Hospital, physician unable to comment about lawsuit
Community Memorial Hospital (CMH) Administrator/CEO Rick Breuer declined to comment Tuesday on the substance of a lawsuit filed against the hospital and emergency room physician Peter T. Olsen.
Pakistani exchange student Shahzaib Bajwa, who went into a coma following a Nov. 13 traffic accident near Cloquet, is suing Olsen — the doctor who originally treated him — as well as CMH where the treatment took place.
Breuer did state that the hospital and Olsen did not receive the summons until Monday, despite the fact the lawsuit was filed in U.S. District Court in Duluth on Friday. He added that up until that time, Bajwa’s family members hadn’t had any conversations regarding the issue with the hospital or Dr. Olsen and he called the sudden receipt of the summons “unusual.”

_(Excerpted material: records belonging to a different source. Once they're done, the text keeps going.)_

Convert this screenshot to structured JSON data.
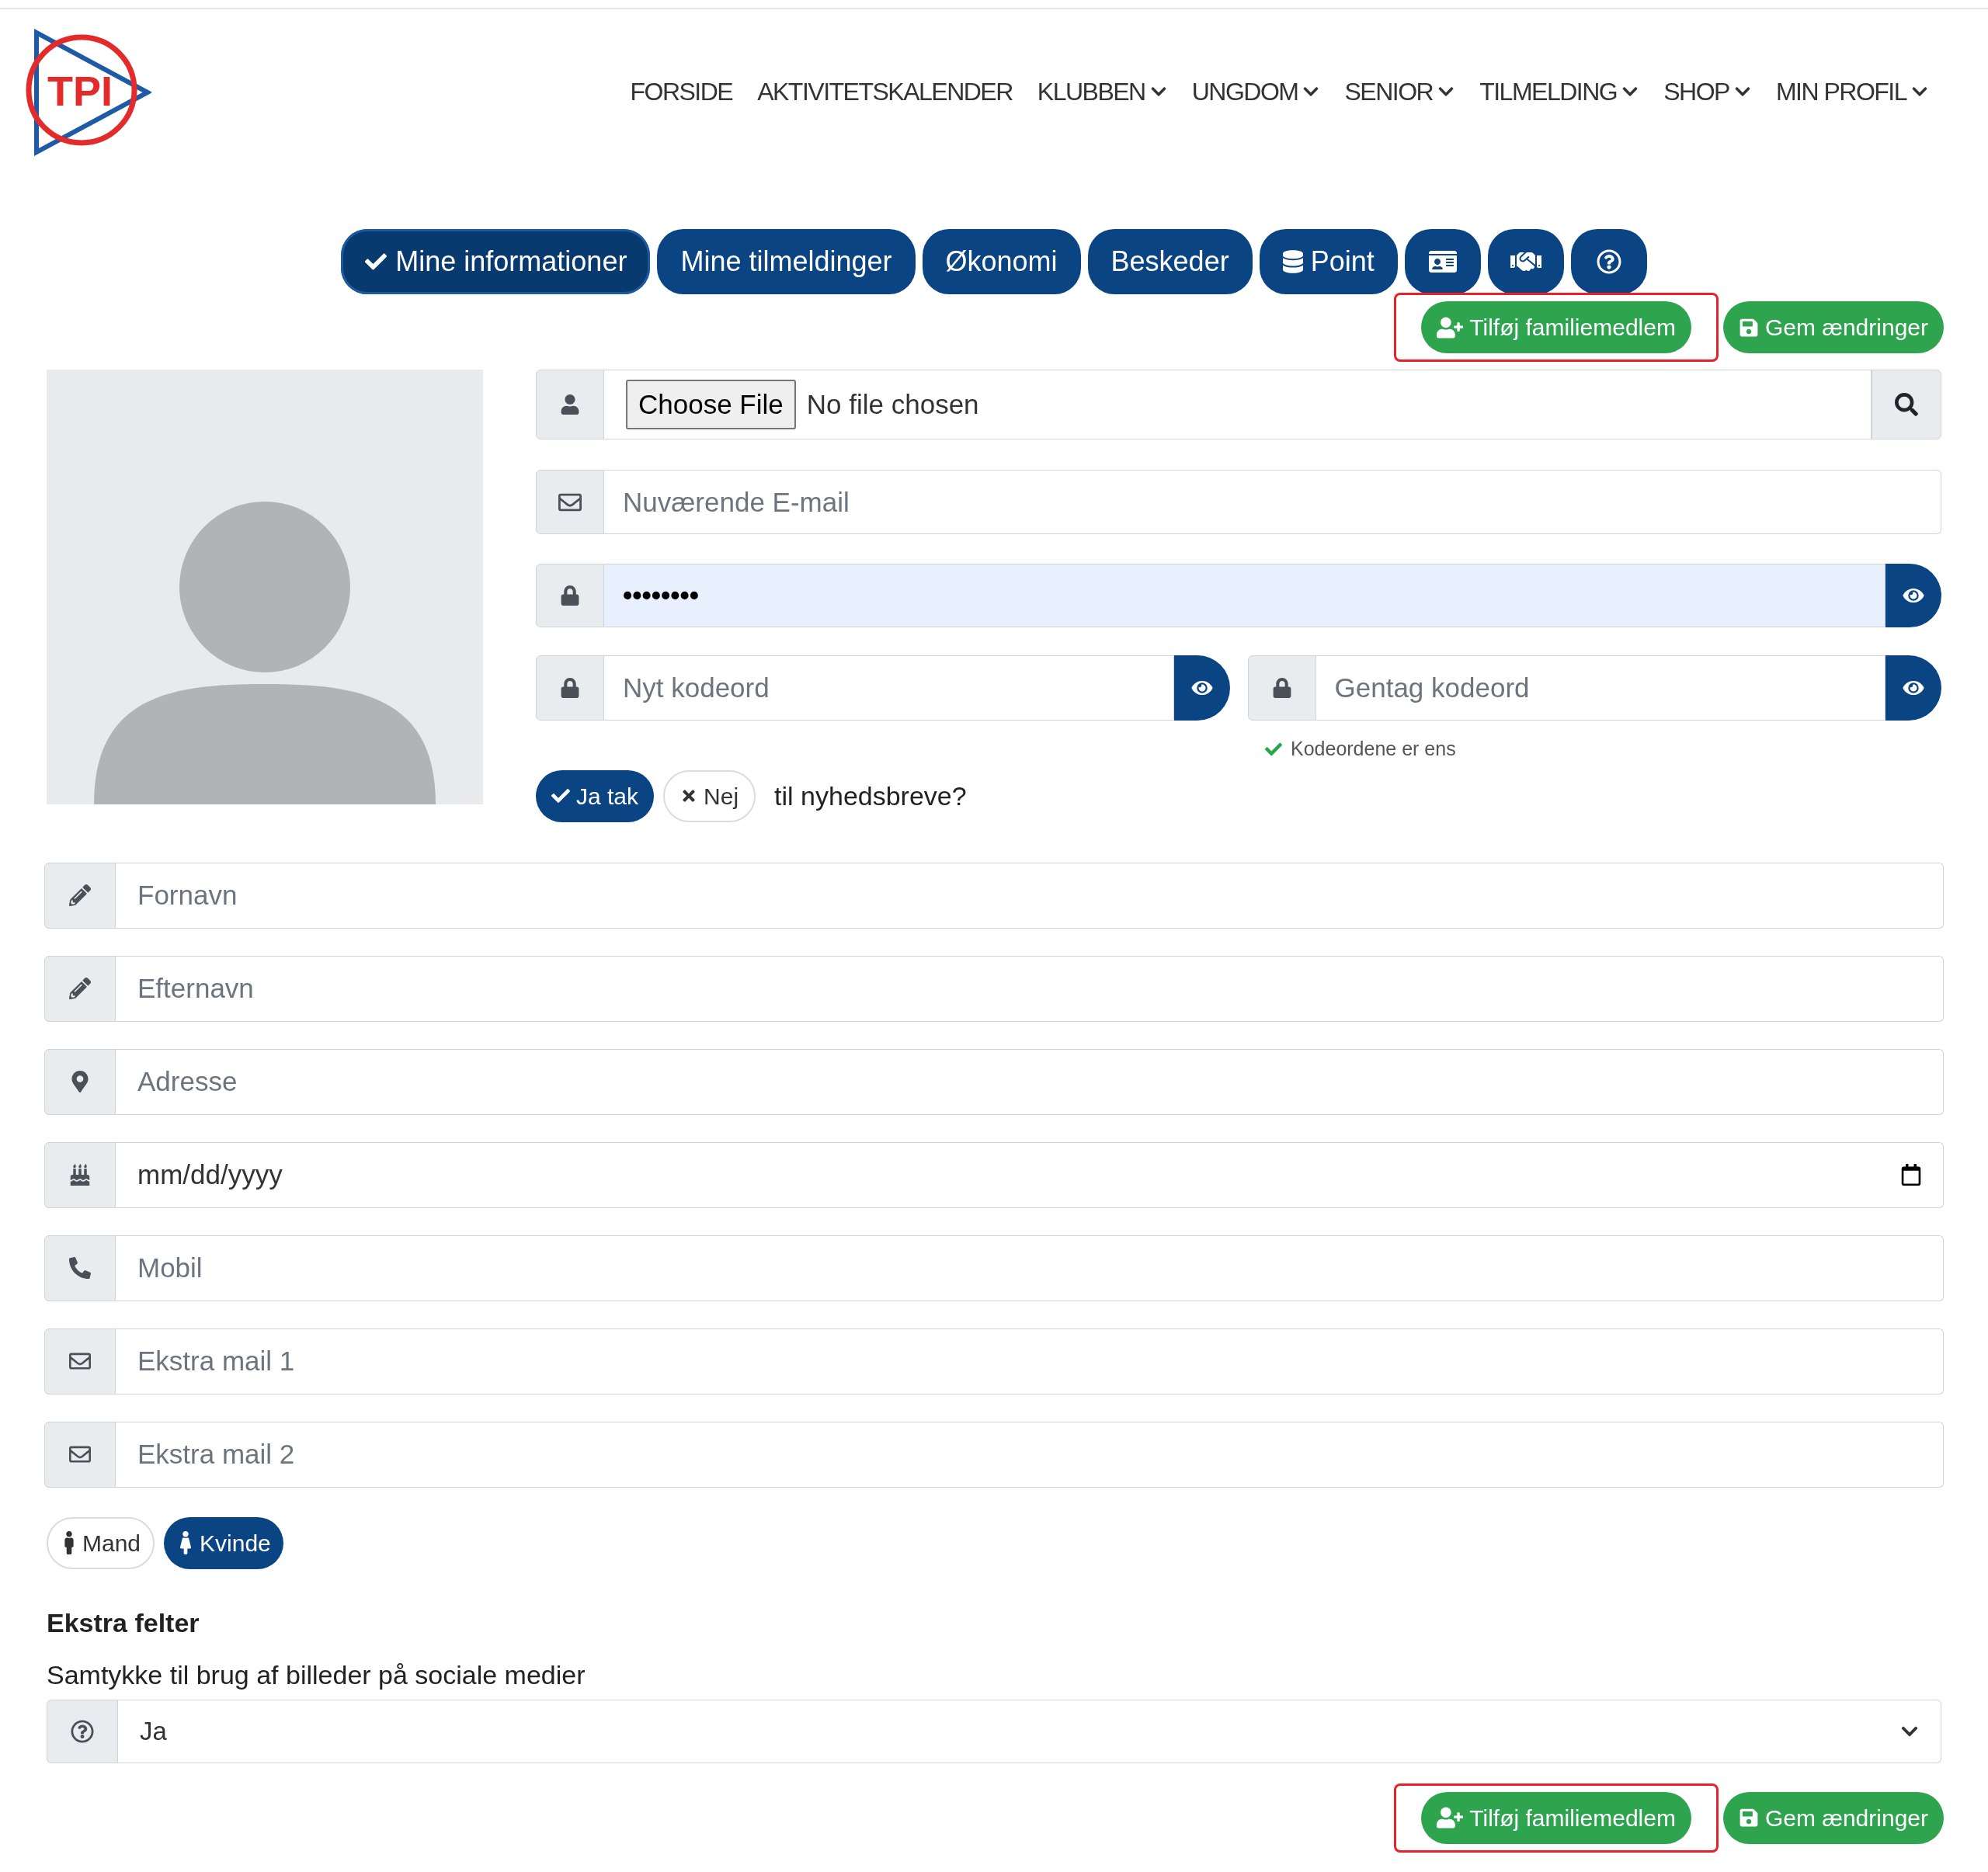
{
  "logo": {
    "text": "TPI"
  },
  "nav": [
    {
      "label": "FORSIDE",
      "dropdown": false
    },
    {
      "label": "AKTIVITETSKALENDER",
      "dropdown": false
    },
    {
      "label": "KLUBBEN",
      "dropdown": true
    },
    {
      "label": "UNGDOM",
      "dropdown": true
    },
    {
      "label": "SENIOR",
      "dropdown": true
    },
    {
      "label": "TILMELDING",
      "dropdown": true
    },
    {
      "label": "SHOP",
      "dropdown": true
    },
    {
      "label": "MIN PROFIL",
      "dropdown": true
    }
  ],
  "tabs": [
    {
      "kind": "text",
      "label": "Mine informationer",
      "selected": true
    },
    {
      "kind": "text",
      "label": "Mine tilmeldinger",
      "selected": false
    },
    {
      "kind": "text",
      "label": "Økonomi",
      "selected": false
    },
    {
      "kind": "text",
      "label": "Beskeder",
      "selected": false
    },
    {
      "kind": "database",
      "label": "Point",
      "selected": false
    },
    {
      "kind": "idcard",
      "selected": false
    },
    {
      "kind": "handshake",
      "selected": false
    },
    {
      "kind": "help",
      "selected": false
    }
  ],
  "actions_top": [
    {
      "kind": "add",
      "label": "Tilføj familiemedlem",
      "outlined": true
    },
    {
      "kind": "save",
      "label": "Gem ændringer",
      "outlined": false
    }
  ],
  "upload": {
    "button": "Choose File",
    "status": "No file chosen"
  },
  "email": {
    "placeholder": "Nuværende E-mail"
  },
  "password": {
    "value": "••••••••"
  },
  "new_password": {
    "placeholder": "Nyt kodeord"
  },
  "repeat_password": {
    "placeholder": "Gentag kodeord"
  },
  "match_hint": "Kodeordene er ens",
  "newsletter": {
    "options": [
      {
        "label": "Ja tak",
        "selected": true
      },
      {
        "label": "Nej",
        "selected": false
      }
    ],
    "question": "til nyhedsbreve?"
  },
  "fields": [
    {
      "kind": "name",
      "placeholder": "Fornavn"
    },
    {
      "kind": "name",
      "placeholder": "Efternavn"
    },
    {
      "kind": "address",
      "placeholder": "Adresse"
    },
    {
      "kind": "date",
      "value": "mm/dd/yyyy"
    },
    {
      "kind": "phone",
      "placeholder": "Mobil"
    },
    {
      "kind": "email",
      "placeholder": "Ekstra mail 1"
    },
    {
      "kind": "email",
      "placeholder": "Ekstra mail 2"
    }
  ],
  "gender": [
    {
      "kind": "male",
      "label": "Mand",
      "selected": false
    },
    {
      "kind": "female",
      "label": "Kvinde",
      "selected": true
    }
  ],
  "extra": {
    "heading": "Ekstra felter",
    "label": "Samtykke til brug af billeder på sociale medier",
    "value": "Ja"
  },
  "actions_bottom": [
    {
      "kind": "add",
      "label": "Tilføj familiemedlem",
      "outlined": true
    },
    {
      "kind": "save",
      "label": "Gem ændringer",
      "outlined": false
    }
  ]
}
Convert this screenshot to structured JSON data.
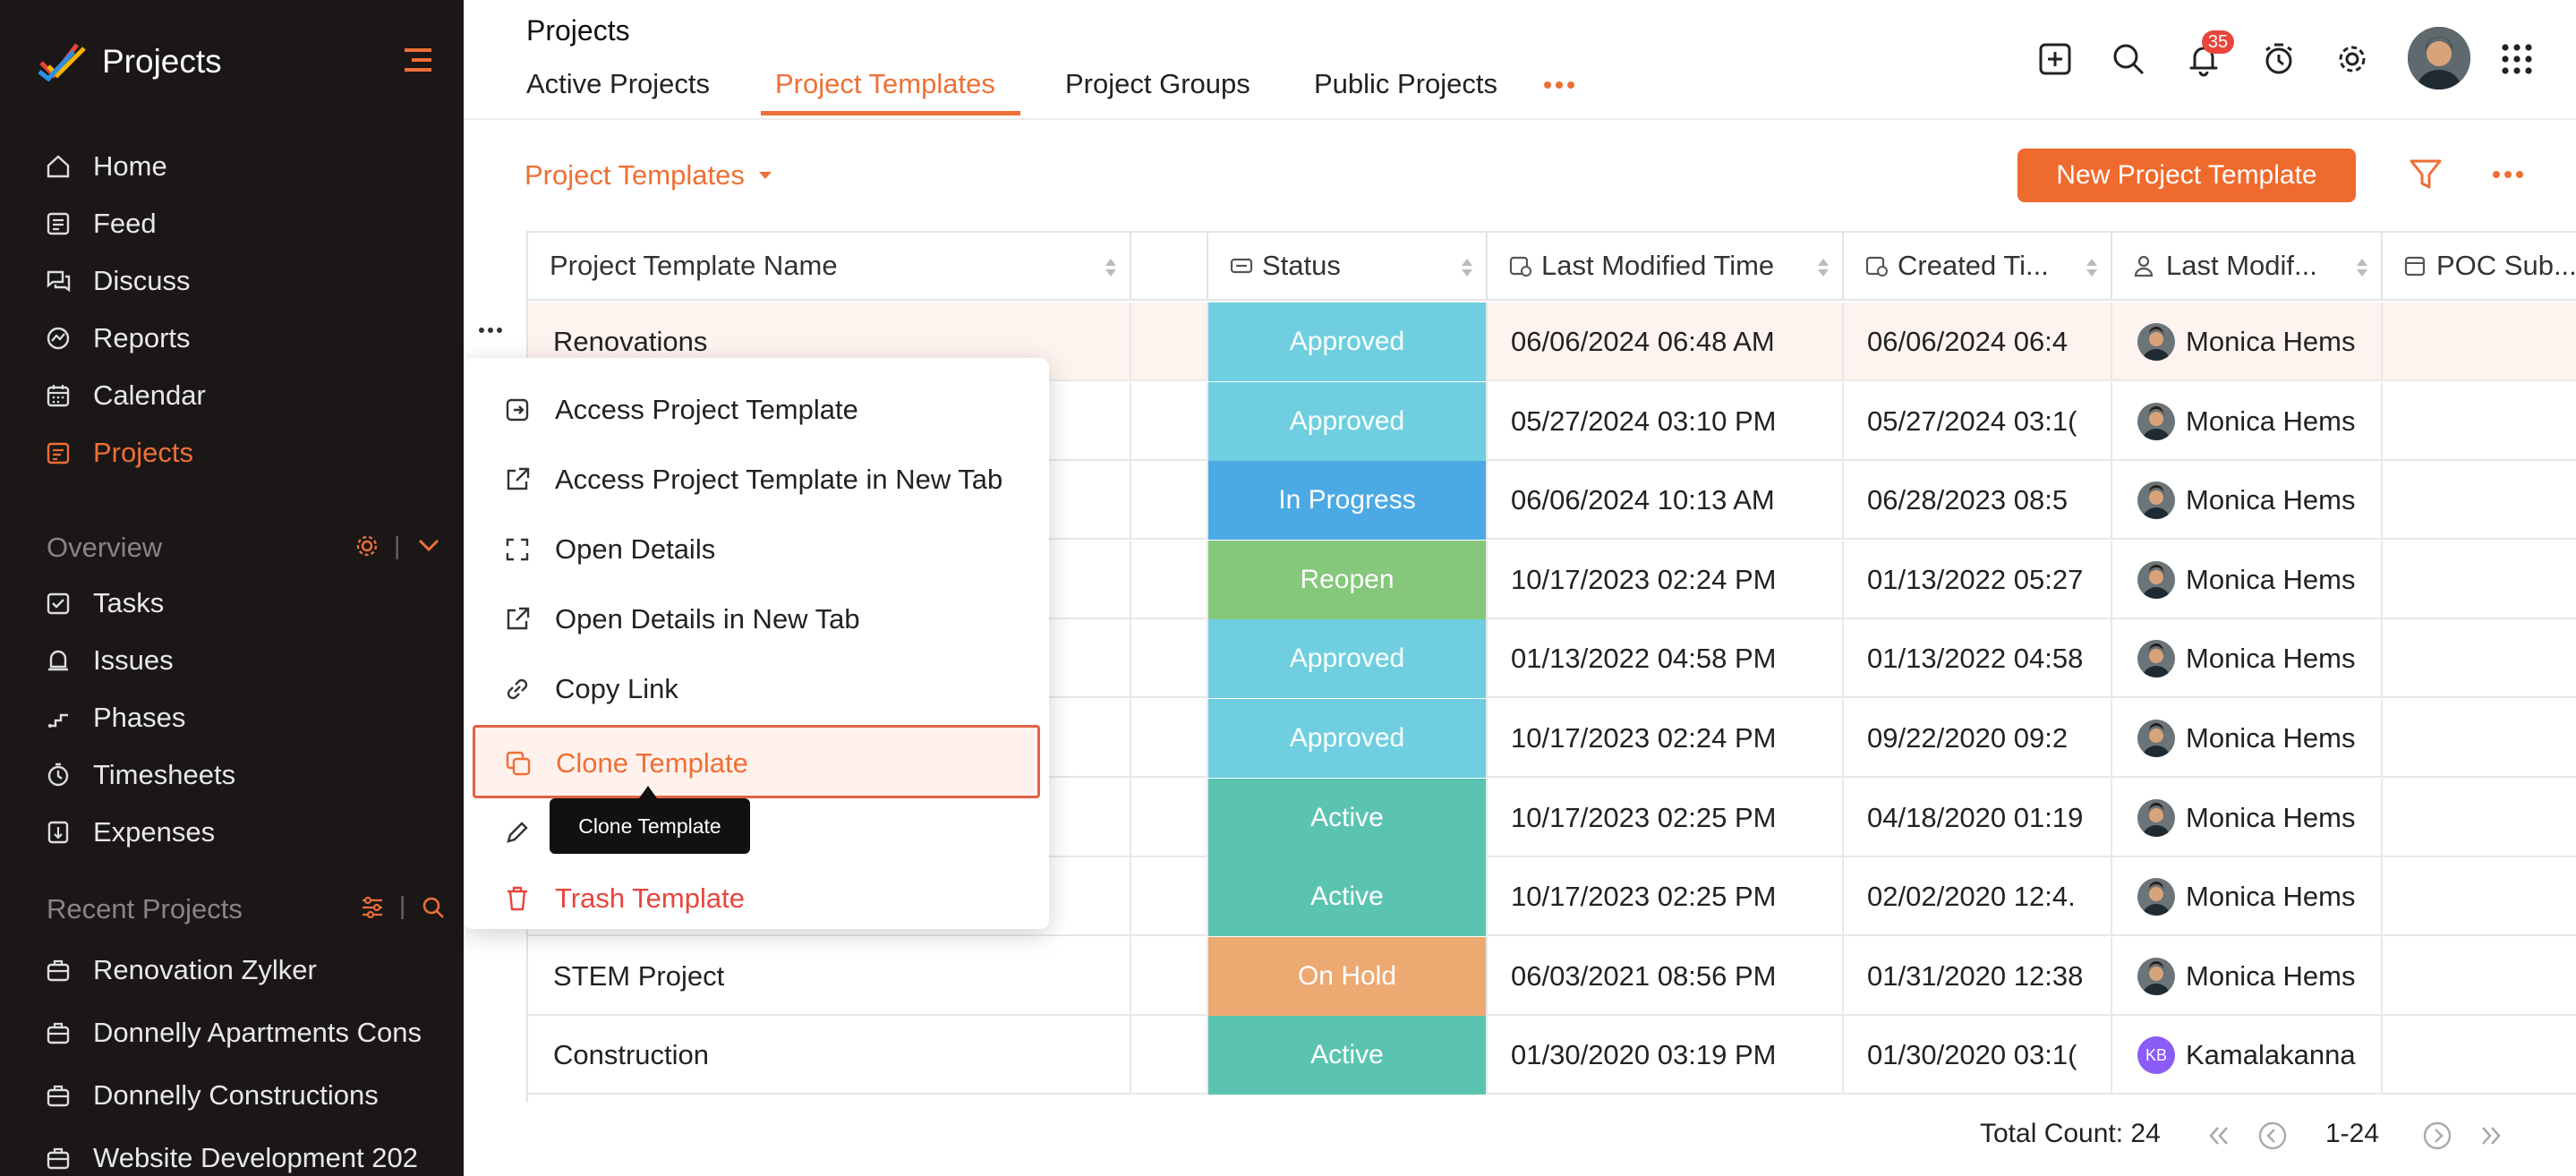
{
  "app": {
    "title": "Projects"
  },
  "sidebar": {
    "items": [
      {
        "label": "Home",
        "icon": "home-icon"
      },
      {
        "label": "Feed",
        "icon": "feed-icon"
      },
      {
        "label": "Discuss",
        "icon": "discuss-icon"
      },
      {
        "label": "Reports",
        "icon": "reports-icon"
      },
      {
        "label": "Calendar",
        "icon": "calendar-icon"
      },
      {
        "label": "Projects",
        "icon": "projects-icon",
        "active": true
      }
    ],
    "overview_label": "Overview",
    "overview_items": [
      {
        "label": "Tasks",
        "icon": "tasks-icon"
      },
      {
        "label": "Issues",
        "icon": "issues-icon"
      },
      {
        "label": "Phases",
        "icon": "phases-icon"
      },
      {
        "label": "Timesheets",
        "icon": "timesheets-icon"
      },
      {
        "label": "Expenses",
        "icon": "expenses-icon"
      }
    ],
    "recent_label": "Recent Projects",
    "recent_items": [
      {
        "label": "Renovation Zylker"
      },
      {
        "label": "Donnelly Apartments Cons"
      },
      {
        "label": "Donnelly Constructions"
      },
      {
        "label": "Website Development 202"
      }
    ]
  },
  "header": {
    "title": "Projects",
    "tabs": [
      {
        "label": "Active Projects"
      },
      {
        "label": "Project Templates",
        "active": true
      },
      {
        "label": "Project Groups"
      },
      {
        "label": "Public Projects"
      }
    ],
    "notification_count": "35"
  },
  "toolbar": {
    "view_label": "Project Templates",
    "new_button": "New Project Template"
  },
  "table": {
    "columns": [
      {
        "label": "Project Template Name"
      },
      {
        "label": ""
      },
      {
        "label": "Status"
      },
      {
        "label": "Last Modified Time"
      },
      {
        "label": "Created Ti..."
      },
      {
        "label": "Last Modif..."
      },
      {
        "label": "POC Sub..."
      }
    ],
    "rows": [
      {
        "name": "Renovations",
        "status": "Approved",
        "status_color": "#6fcfe0",
        "modified": "06/06/2024 06:48 AM",
        "created": "06/06/2024 06:4",
        "user": "Monica Hems"
      },
      {
        "name": "",
        "status": "Approved",
        "status_color": "#6fcfe0",
        "modified": "05/27/2024 03:10 PM",
        "created": "05/27/2024 03:1(",
        "user": "Monica Hems"
      },
      {
        "name": "",
        "status": "In Progress",
        "status_color": "#4ba9e3",
        "modified": "06/06/2024 10:13 AM",
        "created": "06/28/2023 08:5",
        "user": "Monica Hems"
      },
      {
        "name": "",
        "status": "Reopen",
        "status_color": "#85c77b",
        "modified": "10/17/2023 02:24 PM",
        "created": "01/13/2022 05:27",
        "user": "Monica Hems"
      },
      {
        "name": "",
        "status": "Approved",
        "status_color": "#6fcfe0",
        "modified": "01/13/2022 04:58 PM",
        "created": "01/13/2022 04:58",
        "user": "Monica Hems"
      },
      {
        "name": "",
        "status": "Approved",
        "status_color": "#6fcfe0",
        "modified": "10/17/2023 02:24 PM",
        "created": "09/22/2020 09:2",
        "user": "Monica Hems"
      },
      {
        "name": "",
        "status": "Active",
        "status_color": "#5bc4b1",
        "modified": "10/17/2023 02:25 PM",
        "created": "04/18/2020 01:19",
        "user": "Monica Hems"
      },
      {
        "name": "",
        "status": "Active",
        "status_color": "#5bc4b1",
        "modified": "10/17/2023 02:25 PM",
        "created": "02/02/2020 12:4.",
        "user": "Monica Hems"
      },
      {
        "name": "STEM Project",
        "status": "On Hold",
        "status_color": "#eda972",
        "modified": "06/03/2021 08:56 PM",
        "created": "01/31/2020 12:38",
        "user": "Monica Hems"
      },
      {
        "name": "Construction",
        "status": "Active",
        "status_color": "#5bc4b1",
        "modified": "01/30/2020 03:19 PM",
        "created": "01/30/2020 03:1(",
        "user": "Kamalakanna",
        "initials": "KB"
      }
    ]
  },
  "context_menu": {
    "items": [
      {
        "label": "Access Project Template",
        "icon": "open-template-icon"
      },
      {
        "label": "Access Project Template in New Tab",
        "icon": "new-tab-icon"
      },
      {
        "label": "Open Details",
        "icon": "expand-icon"
      },
      {
        "label": "Open Details in New Tab",
        "icon": "new-tab-icon"
      },
      {
        "label": "Copy Link",
        "icon": "link-icon"
      },
      {
        "label": "Clone Template",
        "icon": "clone-icon",
        "highlighted": true
      },
      {
        "label": "",
        "icon": "edit-icon"
      },
      {
        "label": "Trash Template",
        "icon": "trash-icon",
        "danger": true
      }
    ],
    "tooltip": "Clone Template"
  },
  "footer": {
    "total_label": "Total Count: 24",
    "range": "1-24"
  },
  "colors": {
    "accent": "#ee6f35",
    "sidebar_bg": "#1b1717",
    "danger": "#e8453c"
  }
}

Breuer explained the hospital has 21 days from the time the summons was received to respond, so he is unable to comment on any pending litigation.
According to the report of the accident, Bajwa, also known as Zaib, had been a passenger in a vehicle that hit a deer on Interstate 35 near State Highway 210. The lawsuit claims that Olsen “failed to timely establish and ensure that Zaib Bajwa had an adequate and unobstructed airway,” allegedly leading to a lack of oxygen reaching his brain.
Bajwa, who was a student at the University of Wisconsin-Superior, was taken to CMH after the accident where he reportedly went into cardiac arrest in the emergency room. He was then transported to Essentia-St. Mary’s Medical Center in a coma.
The accident later made news earlier this year when his family feared Bajwa would be sent back to Pakistan while still in a coma after his student visa expired on Feb. 28. But after discussions that involved the Pakistani Consulate in Chicago, the Pakistani Embassy in Washington, D.C. and the U.S. State Department, Bajwa was allowed to remain in Duluth for treatment.
In an interview on Saturday, Bajwa’s attorney, Paul Schweiger of Duluth, stated that Bajwa has been moved to a nursing/rehabilitative care facility in Duluth and is in a state of “intermittent cognition.” He cannot speak, Schweiger said, but he can follow movements with his eyes.
The lawsuit asks for compensation for medical expenses past and future, past wage loss and future reduced earning capacity, and for future pain, functional disability and emotional distress.
Breuer clarified that the dollar amount of the the requested settlement was incorrect as previously published. He said that a similar lawsuit filed in state court would establish that if the claim is more than $50,000, the claimant has the right to request a trial. In a case such as this one, which has been filed in U.S. district court, any claim in excess of $75,000 can go to trial if requested. He said that particular dividing line has nothing more to do with the specific amount actually being requested as compensation.That amount has not yet been released publicly.
“I am counting on the fact that there will be a day in the future when we can talk about this,” concluded Breuer of the case.